-------- Data listing --------
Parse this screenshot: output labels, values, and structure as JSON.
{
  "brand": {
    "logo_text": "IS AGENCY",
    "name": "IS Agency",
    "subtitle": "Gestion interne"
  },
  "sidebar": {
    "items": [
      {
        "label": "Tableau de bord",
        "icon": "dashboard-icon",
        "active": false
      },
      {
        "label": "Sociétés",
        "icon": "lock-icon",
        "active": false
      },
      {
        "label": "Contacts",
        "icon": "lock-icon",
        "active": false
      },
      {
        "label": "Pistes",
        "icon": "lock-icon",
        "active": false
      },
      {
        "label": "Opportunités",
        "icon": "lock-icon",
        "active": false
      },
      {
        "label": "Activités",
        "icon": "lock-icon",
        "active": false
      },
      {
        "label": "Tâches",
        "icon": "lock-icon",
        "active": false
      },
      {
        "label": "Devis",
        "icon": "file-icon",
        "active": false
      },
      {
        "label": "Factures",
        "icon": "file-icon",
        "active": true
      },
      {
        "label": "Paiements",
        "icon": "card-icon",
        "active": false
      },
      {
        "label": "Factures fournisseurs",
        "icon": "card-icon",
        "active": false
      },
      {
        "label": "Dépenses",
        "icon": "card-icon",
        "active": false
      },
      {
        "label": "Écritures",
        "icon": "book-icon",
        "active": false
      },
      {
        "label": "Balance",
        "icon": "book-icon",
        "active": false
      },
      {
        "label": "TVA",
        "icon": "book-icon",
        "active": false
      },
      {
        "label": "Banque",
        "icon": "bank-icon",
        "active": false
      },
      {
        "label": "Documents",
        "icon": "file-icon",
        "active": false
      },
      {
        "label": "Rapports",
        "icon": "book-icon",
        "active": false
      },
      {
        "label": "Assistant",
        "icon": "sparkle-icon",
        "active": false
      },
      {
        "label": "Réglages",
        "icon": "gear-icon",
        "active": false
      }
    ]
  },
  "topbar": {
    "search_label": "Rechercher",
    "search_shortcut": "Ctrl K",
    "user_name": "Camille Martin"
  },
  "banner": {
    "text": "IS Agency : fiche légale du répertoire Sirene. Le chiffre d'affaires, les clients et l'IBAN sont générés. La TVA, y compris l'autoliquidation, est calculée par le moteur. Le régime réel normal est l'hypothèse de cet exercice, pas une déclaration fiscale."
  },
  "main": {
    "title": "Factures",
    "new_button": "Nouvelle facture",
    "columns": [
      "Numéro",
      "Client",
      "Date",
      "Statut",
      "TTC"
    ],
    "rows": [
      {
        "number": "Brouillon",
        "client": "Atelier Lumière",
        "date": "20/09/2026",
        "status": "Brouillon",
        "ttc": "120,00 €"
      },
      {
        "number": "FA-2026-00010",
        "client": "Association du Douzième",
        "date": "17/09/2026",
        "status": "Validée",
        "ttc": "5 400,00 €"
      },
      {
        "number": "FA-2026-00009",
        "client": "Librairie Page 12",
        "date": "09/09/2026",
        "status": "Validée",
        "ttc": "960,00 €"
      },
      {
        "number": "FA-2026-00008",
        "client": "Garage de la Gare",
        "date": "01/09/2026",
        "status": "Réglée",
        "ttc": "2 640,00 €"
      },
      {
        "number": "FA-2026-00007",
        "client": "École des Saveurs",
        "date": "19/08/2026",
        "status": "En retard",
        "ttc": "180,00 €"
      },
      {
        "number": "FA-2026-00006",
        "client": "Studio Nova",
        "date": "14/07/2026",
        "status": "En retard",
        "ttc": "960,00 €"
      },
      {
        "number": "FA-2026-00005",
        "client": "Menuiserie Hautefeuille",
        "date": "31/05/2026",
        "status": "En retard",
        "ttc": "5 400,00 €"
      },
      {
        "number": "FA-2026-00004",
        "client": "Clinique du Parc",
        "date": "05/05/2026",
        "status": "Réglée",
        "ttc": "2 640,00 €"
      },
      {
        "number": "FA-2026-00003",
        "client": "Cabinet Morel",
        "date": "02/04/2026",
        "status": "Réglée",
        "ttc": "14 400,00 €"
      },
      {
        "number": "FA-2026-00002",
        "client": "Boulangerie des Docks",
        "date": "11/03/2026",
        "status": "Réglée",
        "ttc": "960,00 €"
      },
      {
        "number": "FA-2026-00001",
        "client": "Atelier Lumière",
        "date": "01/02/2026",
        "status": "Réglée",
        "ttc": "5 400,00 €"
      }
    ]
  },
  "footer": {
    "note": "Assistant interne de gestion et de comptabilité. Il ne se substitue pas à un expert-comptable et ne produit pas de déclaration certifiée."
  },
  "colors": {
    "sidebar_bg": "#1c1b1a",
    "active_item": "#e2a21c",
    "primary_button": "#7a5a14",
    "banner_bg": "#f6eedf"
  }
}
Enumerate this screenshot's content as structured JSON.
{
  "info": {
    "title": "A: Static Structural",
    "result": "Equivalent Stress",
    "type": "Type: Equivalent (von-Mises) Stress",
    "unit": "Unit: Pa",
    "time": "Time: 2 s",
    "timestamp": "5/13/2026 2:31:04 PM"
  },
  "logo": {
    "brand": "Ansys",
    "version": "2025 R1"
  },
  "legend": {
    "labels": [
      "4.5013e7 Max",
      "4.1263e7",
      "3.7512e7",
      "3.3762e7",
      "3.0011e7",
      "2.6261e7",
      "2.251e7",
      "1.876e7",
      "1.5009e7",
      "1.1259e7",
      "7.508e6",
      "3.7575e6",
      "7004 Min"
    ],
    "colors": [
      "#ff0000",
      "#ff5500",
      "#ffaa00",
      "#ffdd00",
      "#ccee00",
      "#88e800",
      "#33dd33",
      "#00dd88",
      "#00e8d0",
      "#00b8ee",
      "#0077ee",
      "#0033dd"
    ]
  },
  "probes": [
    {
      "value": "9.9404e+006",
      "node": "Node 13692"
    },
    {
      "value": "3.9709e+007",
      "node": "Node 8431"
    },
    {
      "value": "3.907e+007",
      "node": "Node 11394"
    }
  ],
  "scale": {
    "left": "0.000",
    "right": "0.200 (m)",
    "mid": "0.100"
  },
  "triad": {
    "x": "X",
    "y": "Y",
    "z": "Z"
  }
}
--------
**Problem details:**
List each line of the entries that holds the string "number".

**Answer section:**
        "number": "Brouillon",
        "number": "FA-2026-00010",
        "number": "FA-2026-00009",
        "number": "FA-2026-00008",
        "number": "FA-2026-00007",
        "number": "FA-2026-00006",
        "number": "FA-2026-00005",
        "number": "FA-2026-00004",
        "number": "FA-2026-00003",
        "number": "FA-2026-00002",
        "number": "FA-2026-00001",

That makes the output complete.